▸ **Provided information**:
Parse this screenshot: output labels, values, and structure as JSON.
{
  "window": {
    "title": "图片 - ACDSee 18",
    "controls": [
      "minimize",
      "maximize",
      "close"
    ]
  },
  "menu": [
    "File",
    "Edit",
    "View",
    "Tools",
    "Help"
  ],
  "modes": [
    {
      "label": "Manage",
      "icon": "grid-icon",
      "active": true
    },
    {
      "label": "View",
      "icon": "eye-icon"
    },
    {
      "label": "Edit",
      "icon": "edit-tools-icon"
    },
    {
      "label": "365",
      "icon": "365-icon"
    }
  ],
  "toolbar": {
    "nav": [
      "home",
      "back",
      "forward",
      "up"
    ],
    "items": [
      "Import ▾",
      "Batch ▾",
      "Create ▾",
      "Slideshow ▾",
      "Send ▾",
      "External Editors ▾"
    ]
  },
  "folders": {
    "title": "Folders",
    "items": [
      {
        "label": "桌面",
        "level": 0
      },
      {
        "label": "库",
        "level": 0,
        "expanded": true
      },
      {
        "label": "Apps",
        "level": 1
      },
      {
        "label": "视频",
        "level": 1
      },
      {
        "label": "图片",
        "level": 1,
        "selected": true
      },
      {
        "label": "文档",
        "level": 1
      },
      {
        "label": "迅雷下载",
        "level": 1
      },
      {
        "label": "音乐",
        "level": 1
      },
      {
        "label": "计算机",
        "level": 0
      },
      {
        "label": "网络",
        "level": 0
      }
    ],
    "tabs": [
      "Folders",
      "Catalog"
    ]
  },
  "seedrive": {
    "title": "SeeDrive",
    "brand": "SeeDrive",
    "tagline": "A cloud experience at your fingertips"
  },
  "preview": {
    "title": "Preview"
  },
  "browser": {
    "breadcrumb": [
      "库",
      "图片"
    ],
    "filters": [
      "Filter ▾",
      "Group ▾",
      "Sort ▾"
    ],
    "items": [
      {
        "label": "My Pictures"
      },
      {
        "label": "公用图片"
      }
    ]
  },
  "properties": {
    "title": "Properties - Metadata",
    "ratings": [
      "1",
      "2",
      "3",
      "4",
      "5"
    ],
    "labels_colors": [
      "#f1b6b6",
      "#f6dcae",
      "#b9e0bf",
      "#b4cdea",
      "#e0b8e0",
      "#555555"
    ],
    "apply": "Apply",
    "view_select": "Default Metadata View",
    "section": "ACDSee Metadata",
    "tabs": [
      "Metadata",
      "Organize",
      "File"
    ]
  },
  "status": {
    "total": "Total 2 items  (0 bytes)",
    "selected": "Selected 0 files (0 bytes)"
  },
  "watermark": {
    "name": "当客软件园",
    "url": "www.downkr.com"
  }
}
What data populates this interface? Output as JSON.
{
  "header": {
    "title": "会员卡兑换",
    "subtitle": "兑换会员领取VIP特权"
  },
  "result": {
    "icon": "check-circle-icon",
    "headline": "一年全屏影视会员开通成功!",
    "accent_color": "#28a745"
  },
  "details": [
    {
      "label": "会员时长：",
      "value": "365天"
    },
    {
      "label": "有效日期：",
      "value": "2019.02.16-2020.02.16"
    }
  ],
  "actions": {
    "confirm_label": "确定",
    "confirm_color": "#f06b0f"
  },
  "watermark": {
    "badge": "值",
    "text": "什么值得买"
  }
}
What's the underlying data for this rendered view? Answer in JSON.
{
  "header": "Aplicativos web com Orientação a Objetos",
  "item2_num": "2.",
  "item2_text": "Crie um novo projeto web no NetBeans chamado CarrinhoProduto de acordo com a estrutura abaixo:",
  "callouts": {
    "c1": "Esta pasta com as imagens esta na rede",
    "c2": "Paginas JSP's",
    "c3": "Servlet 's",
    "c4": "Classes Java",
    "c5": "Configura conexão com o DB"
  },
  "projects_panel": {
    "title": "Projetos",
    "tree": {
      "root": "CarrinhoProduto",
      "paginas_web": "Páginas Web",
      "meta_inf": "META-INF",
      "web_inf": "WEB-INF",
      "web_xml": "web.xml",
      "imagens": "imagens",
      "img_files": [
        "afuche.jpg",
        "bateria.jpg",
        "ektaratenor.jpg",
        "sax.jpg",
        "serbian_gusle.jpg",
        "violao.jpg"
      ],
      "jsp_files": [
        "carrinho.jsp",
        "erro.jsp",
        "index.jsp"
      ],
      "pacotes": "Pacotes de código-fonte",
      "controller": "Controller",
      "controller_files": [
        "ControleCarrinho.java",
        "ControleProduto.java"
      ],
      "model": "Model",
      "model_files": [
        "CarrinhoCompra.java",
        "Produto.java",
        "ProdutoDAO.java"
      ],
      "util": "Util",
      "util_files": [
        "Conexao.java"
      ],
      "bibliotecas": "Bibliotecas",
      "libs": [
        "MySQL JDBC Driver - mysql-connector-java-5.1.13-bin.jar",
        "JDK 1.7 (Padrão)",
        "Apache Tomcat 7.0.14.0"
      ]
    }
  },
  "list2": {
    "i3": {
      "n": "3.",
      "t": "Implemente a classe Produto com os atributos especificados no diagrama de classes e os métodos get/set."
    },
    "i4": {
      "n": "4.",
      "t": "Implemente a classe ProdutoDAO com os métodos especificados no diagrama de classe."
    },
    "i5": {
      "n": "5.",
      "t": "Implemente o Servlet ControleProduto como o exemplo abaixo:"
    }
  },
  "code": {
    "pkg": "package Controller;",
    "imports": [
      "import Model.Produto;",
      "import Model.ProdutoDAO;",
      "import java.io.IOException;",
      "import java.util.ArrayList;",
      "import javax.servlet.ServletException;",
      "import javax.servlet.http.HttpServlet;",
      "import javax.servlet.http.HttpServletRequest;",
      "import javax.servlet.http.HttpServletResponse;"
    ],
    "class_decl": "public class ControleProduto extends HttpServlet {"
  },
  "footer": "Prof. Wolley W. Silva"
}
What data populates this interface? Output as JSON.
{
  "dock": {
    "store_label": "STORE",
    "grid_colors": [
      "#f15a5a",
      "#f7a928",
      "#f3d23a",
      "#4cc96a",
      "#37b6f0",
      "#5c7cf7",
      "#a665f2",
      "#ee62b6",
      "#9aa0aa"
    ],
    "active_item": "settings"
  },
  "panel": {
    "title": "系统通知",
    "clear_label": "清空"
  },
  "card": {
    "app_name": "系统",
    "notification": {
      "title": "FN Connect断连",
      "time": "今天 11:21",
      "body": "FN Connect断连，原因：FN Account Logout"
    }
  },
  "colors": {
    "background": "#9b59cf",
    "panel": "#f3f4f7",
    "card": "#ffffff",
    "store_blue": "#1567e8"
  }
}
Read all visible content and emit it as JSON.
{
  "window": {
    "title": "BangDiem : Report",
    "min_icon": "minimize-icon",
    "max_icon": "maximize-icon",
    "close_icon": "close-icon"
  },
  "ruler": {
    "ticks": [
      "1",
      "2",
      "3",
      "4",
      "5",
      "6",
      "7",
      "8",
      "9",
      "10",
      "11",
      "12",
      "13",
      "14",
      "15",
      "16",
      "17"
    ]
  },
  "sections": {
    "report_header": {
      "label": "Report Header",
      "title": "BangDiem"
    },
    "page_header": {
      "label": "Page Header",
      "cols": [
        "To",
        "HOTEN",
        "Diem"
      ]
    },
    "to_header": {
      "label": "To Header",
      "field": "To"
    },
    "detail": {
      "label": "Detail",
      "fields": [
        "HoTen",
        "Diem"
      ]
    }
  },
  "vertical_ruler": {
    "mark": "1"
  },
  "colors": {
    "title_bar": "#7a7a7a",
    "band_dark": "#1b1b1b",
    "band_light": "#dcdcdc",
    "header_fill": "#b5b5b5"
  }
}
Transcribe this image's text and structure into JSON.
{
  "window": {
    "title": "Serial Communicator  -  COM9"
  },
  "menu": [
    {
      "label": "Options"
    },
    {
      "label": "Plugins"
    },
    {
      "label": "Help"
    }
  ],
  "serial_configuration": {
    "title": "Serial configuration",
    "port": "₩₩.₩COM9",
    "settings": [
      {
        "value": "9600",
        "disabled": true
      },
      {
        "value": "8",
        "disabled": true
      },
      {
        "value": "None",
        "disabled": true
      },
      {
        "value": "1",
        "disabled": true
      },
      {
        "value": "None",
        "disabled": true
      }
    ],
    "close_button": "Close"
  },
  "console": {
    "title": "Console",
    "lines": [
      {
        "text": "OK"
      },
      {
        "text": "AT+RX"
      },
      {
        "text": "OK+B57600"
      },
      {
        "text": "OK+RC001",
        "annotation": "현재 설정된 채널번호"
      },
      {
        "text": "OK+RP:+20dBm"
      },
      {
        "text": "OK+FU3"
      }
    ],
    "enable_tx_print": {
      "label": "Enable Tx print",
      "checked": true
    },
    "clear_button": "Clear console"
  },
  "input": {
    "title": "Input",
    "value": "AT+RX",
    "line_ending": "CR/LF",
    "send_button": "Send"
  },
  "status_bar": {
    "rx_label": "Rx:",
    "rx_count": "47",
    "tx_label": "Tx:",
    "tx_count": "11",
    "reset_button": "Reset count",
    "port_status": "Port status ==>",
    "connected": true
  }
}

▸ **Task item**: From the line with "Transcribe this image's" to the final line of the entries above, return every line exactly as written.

▸ **Answer space**:
Transcribe this image's text and structure into JSON.
{
  "window": {
    "title": "Serial Communicator  -  COM9"
  },
  "menu": [
    {
      "label": "Options"
    },
    {
      "label": "Plugins"
    },
    {
      "label": "Help"
    }
  ],
  "serial_configuration": {
    "title": "Serial configuration",
    "port": "₩₩.₩COM9",
    "settings": [
      {
        "value": "9600",
        "disabled": true
      },
      {
        "value": "8",
        "disabled": true
      },
      {
        "value": "None",
        "disabled": true
      },
      {
        "value": "1",
        "disabled": true
      },
      {
        "value": "None",
        "disabled": true
      }
    ],
    "close_button": "Close"
  },
  "console": {
    "title": "Console",
    "lines": [
      {
        "text": "OK"
      },
      {
        "text": "AT+RX"
      },
      {
        "text": "OK+B57600"
      },
      {
        "text": "OK+RC001",
        "annotation": "현재 설정된 채널번호"
      },
      {
        "text": "OK+RP:+20dBm"
      },
      {
        "text": "OK+FU3"
      }
    ],
    "enable_tx_print": {
      "label": "Enable Tx print",
      "checked": true
    },
    "clear_button": "Clear console"
  },
  "input": {
    "title": "Input",
    "value": "AT+RX",
    "line_ending": "CR/LF",
    "send_button": "Send"
  },
  "status_bar": {
    "rx_label": "Rx:",
    "rx_count": "47",
    "tx_label": "Tx:",
    "tx_count": "11",
    "reset_button": "Reset count",
    "port_status": "Port status ==>",
    "connected": true
  }
}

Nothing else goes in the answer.